A. T. Wtancko, chairman; S. C. Salmon, A. C. Arny, 

COMMITTEE ON TERMINOLOGY 
Charles V. Piper, chairman; Carleton R. Ball, H. L. Shant* 

Consulting Members 
L. C. Corbett, O. F. Cook. 

COMMITTEE ON VARIETAL STANDARDIZATION 

R. A. Oakley, chairman; J. H. Parker, H. K. Hayes, 

E. F. Gaines, H. H. Love, H. S. Hastings, 

George Stewart, J. Allen Clark, A. B. Conner. 



COMMITTEE ON TEACHING COURSES IN AGRONOMY 
L. E. Call, chairman; H. O. Buckman, W. L. Burlison. 



THE AMERICAN SOCIETY OF AGRONOMY 



OBJECT 

Article 11. The object of the Society shall be the increase and dissemination oi 
knowledge concerning soils and crops and the conditions affecting them. 

MEMBERSHIP 

Article IV. Membersl. : p shall be of three kinds, active, associate and local. 
Active membership shall be limited to persons who are engaged in teaching agronomy 
or in scientific investigation in some branch of agronomy. Associate membership shall 
be composed of other persons interested in the object of the Society. Associate mem- 
bers shall be entitled to all the privileges of the Society except that of voting. Local 
members shall have no vote in the Society and shall not be entited to a copy of th« 
printed proceedings without payment of an extra sum of money as provided in Article 
V of this Constitution. 

Active and associate membership may be secured by the endorsement in writing 
of some active member and upon approval by the President and Secretary and pay- 
ment of the annual dues. 

BY-LAWS 

1. The annual dues for each active and associate member shall be $2.50, and for 
each local member $.50, which are due and payable on January 1 of the year for which 
membership is held. 

2. Any member in arrears for dues for more than one year shall thereby forfeit 
membership, but may be restored to membership without action of the Society upon 

the payment of such arrears. 

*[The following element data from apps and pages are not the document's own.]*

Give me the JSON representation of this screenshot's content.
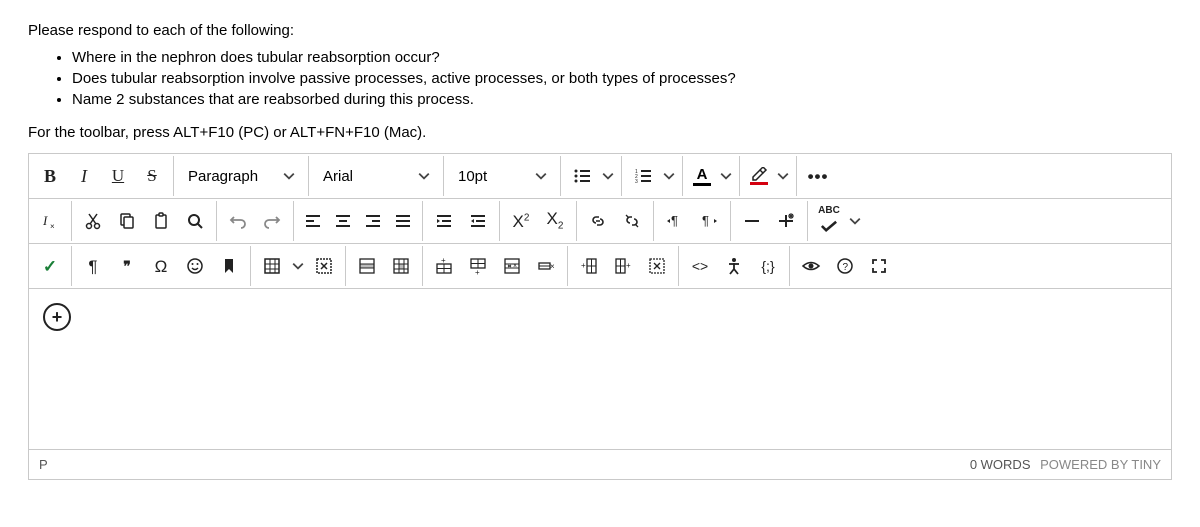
{
  "question": {
    "intro": "Please respond to each of the following:",
    "items": [
      "Where in the nephron does tubular reabsorption occur?",
      "Does tubular reabsorption involve passive processes, active processes, or both types of processes?",
      "Name 2 substances that are reabsorbed during this process."
    ],
    "toolbar_hint": "For the toolbar, press ALT+F10 (PC) or ALT+FN+F10 (Mac)."
  },
  "toolbar": {
    "bold": "B",
    "italic": "I",
    "underline": "U",
    "strike": "S",
    "paragraph_style": "Paragraph",
    "font_family": "Arial",
    "font_size": "10pt",
    "text_color_letter": "A",
    "text_color_value": "#000000",
    "highlight_color_value": "#d4000f",
    "more": "•••",
    "abc": "ABC",
    "code_braces": "{;}",
    "code_angle": "<>",
    "quote": "❝❞",
    "omega": "Ω",
    "checkmark": "✓"
  },
  "statusbar": {
    "path": "P",
    "word_count": "0 WORDS",
    "powered": "POWERED BY TINY"
  }
}
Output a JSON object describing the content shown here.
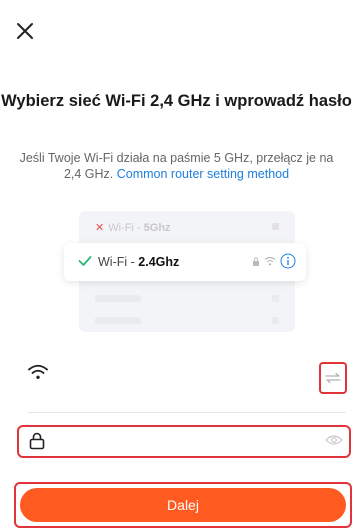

Applications for membership should be sent to the Secretary-Treasurer, P. E 
Brown, Iowa State College, Ames, Iowa, preferably accompanied by remittance for 
dues, to r.ave correspondence 

PUBLICATIONS 

Proceedings. Four volumes of Proceedings have been issued, as follows: 
Vol. 1, cloth, 238 pp., 39 papers, 1909. Vol. 3, cloth, 286 pp., 14 papers, 191 1. 
Vol. 2, cloth, 154 pp., 16 papers, 1910. Vol. 4, cloth, 160 pp., 20 papers, 191* 

Journal (continuing the Proceedings) : 

Vol, 5, quarterly, paper, 256 pp., 1913. Vol. 7, bimonthly, paper, 320 pp., 1915- 
Vol. 6, bimonthly, paper, 294 pp., 1914. Vol. 8, bimonthly, paper, 400 pp., 1916. 

Vols. 9, 10, 11, 12 and 13, monthly except June, July, and August, paper, 1917-1921. 
Price of Volumes 1 to 9, $2.00; Volumes 10, 11, and 12, $2.50; Vol. 13, $3 00; all 

postpaid. 

Single issues, Vol. 5, 60 cents; Vols. 6 to 8, 35 cents; Vols, g, 10, 11, and 12, 30 
cents; VoL 13, 35 cents. 

Special reduced price to members for volumes 1 to 12, inclusive. 

Libraries and individuals are invited to place subscriptions for the current volume 
and orders for previous volumes with the Secretary-Treasurer, P. E. Brown, 41 North 
Oueen Street, Lancaster, Pa., or Iowa State College, Ames, Iowa.